• **What is needed**
Return each line of the entries that holds the string "Business".

• **Source material**
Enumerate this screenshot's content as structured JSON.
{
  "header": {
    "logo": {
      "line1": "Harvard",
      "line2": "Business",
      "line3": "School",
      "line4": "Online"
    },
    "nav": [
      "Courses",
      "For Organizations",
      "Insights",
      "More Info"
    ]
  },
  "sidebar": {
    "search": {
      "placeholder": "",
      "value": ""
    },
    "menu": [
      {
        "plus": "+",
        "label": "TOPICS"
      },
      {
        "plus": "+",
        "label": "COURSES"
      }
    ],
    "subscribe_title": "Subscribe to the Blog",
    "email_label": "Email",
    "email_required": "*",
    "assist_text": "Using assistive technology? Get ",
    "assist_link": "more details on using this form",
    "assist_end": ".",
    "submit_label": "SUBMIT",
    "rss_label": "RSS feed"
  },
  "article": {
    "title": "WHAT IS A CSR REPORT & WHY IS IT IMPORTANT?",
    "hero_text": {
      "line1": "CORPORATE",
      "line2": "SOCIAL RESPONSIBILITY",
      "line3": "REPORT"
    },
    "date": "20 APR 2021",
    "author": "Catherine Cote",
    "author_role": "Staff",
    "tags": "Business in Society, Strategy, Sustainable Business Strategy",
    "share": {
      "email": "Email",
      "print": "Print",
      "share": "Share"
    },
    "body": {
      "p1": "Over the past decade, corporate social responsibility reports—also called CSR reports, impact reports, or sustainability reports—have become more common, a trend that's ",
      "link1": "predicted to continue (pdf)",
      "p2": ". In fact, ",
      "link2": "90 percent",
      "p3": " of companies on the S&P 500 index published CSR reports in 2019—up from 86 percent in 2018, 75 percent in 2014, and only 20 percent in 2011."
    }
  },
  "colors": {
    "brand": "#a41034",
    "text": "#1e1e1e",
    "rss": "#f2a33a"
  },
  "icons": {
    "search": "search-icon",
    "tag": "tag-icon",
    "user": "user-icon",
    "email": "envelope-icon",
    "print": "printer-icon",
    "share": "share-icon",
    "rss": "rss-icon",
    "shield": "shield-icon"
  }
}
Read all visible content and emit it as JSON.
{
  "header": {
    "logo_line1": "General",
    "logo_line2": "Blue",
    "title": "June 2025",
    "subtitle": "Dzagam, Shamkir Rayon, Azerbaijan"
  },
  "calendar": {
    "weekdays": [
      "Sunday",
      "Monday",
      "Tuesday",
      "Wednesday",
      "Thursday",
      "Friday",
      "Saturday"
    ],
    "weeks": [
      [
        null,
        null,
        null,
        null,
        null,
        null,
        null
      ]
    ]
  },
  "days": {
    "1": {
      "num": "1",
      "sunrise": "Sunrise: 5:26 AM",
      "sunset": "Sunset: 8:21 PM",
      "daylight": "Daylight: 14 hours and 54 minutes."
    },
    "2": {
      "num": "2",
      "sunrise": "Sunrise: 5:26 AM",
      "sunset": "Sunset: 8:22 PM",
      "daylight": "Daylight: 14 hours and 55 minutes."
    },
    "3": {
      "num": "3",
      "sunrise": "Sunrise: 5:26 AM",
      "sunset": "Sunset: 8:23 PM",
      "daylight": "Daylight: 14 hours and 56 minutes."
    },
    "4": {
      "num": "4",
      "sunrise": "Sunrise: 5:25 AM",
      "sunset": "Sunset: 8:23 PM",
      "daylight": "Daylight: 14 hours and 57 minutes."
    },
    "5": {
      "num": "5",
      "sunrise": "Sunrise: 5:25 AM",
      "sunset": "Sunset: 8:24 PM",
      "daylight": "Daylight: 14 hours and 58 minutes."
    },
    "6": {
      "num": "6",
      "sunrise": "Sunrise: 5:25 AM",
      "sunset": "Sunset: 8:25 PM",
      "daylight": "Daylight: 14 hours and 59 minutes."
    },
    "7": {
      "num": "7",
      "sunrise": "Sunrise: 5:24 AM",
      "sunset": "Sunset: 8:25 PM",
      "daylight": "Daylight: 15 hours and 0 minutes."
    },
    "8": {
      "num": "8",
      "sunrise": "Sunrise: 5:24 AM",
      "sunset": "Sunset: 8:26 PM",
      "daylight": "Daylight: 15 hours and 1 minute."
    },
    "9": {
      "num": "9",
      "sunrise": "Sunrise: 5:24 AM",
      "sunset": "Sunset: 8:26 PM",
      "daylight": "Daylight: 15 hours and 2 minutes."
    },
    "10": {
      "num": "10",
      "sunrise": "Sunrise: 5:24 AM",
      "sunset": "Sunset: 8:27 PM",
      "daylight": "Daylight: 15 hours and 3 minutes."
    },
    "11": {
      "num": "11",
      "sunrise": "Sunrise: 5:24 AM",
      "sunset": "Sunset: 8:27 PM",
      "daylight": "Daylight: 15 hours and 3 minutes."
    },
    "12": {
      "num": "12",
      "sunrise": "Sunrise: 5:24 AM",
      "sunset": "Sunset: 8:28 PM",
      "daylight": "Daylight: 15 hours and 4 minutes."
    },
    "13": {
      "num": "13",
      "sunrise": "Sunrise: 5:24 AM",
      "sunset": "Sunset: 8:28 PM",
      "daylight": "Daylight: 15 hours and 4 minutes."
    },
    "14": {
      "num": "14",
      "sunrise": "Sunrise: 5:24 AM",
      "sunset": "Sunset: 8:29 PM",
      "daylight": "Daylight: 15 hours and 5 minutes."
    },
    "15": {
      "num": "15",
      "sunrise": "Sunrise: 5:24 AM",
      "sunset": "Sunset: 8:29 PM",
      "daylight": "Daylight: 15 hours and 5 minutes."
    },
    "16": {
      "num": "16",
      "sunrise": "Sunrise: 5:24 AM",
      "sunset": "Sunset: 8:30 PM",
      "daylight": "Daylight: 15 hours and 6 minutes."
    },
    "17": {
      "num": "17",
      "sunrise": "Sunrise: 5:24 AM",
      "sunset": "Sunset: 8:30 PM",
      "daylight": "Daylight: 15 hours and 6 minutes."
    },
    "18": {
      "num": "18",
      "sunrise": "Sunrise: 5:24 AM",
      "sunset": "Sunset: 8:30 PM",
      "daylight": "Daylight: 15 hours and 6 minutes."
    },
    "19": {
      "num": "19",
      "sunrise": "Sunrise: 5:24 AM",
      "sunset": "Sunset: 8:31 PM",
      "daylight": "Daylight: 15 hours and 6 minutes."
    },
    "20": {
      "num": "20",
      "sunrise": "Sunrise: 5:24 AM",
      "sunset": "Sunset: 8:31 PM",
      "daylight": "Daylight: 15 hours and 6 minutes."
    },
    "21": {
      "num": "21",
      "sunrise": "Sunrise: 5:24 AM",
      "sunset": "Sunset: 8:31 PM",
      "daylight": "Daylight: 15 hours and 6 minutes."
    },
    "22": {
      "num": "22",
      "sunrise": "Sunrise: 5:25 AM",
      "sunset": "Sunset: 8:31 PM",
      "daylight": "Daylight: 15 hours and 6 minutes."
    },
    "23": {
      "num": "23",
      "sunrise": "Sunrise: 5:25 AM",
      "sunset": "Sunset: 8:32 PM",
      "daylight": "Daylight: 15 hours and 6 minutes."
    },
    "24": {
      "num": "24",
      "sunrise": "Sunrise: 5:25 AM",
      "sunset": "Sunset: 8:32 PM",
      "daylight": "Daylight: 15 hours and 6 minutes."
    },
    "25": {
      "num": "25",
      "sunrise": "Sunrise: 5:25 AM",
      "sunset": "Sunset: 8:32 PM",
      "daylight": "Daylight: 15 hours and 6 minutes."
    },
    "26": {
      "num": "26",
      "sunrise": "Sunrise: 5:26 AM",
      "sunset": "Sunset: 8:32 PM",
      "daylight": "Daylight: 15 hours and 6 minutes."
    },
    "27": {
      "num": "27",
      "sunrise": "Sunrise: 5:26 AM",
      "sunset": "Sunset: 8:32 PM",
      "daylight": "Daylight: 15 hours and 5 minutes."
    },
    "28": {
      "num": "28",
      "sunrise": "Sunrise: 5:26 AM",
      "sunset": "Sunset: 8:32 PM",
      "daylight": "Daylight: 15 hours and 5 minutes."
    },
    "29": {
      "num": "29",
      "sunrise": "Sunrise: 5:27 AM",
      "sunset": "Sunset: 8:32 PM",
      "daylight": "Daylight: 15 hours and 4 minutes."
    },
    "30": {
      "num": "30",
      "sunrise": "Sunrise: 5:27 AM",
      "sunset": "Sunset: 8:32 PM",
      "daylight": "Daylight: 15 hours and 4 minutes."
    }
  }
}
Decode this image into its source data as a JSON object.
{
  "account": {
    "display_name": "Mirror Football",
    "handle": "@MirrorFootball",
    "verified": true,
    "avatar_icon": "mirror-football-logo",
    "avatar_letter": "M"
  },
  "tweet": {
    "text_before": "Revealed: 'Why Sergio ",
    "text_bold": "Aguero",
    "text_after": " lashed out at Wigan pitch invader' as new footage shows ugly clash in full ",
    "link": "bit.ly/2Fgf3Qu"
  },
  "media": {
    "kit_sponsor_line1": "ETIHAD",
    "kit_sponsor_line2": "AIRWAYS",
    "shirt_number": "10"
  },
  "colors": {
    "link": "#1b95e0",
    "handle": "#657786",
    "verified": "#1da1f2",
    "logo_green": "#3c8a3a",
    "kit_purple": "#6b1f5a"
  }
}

• **Answer to the exercise**
      "line2": "Business",
    "tags": "Business in Society, Strategy, Sustainable Business Strategy",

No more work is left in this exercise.